- PROBLEM REQUIREMENTS -
For the word "with", return each line of the data in which it occurs.

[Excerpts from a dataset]
★ ★ ★

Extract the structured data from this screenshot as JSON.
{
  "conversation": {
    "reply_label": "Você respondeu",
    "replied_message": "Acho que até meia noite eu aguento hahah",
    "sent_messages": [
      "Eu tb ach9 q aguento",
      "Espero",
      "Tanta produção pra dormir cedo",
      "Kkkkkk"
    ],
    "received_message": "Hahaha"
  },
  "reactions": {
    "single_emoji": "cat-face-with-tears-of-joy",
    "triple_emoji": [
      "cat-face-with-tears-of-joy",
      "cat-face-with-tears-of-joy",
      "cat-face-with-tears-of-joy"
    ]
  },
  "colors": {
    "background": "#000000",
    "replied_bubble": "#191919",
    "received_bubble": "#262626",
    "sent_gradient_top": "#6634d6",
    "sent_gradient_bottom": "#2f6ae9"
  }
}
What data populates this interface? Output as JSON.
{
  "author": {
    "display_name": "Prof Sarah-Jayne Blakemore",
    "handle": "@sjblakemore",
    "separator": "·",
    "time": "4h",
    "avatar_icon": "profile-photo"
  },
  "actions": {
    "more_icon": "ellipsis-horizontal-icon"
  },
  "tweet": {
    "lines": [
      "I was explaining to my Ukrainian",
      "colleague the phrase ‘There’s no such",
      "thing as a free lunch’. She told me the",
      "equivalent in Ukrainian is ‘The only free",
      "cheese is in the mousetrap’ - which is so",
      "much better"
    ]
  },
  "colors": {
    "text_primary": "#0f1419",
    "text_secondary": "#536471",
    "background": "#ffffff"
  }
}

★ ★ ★

- EXERCISE SOLUTION -
    "single_emoji": "cat-face-with-tears-of-joy",
      "cat-face-with-tears-of-joy",
      "cat-face-with-tears-of-joy",
      "cat-face-with-tears-of-joy"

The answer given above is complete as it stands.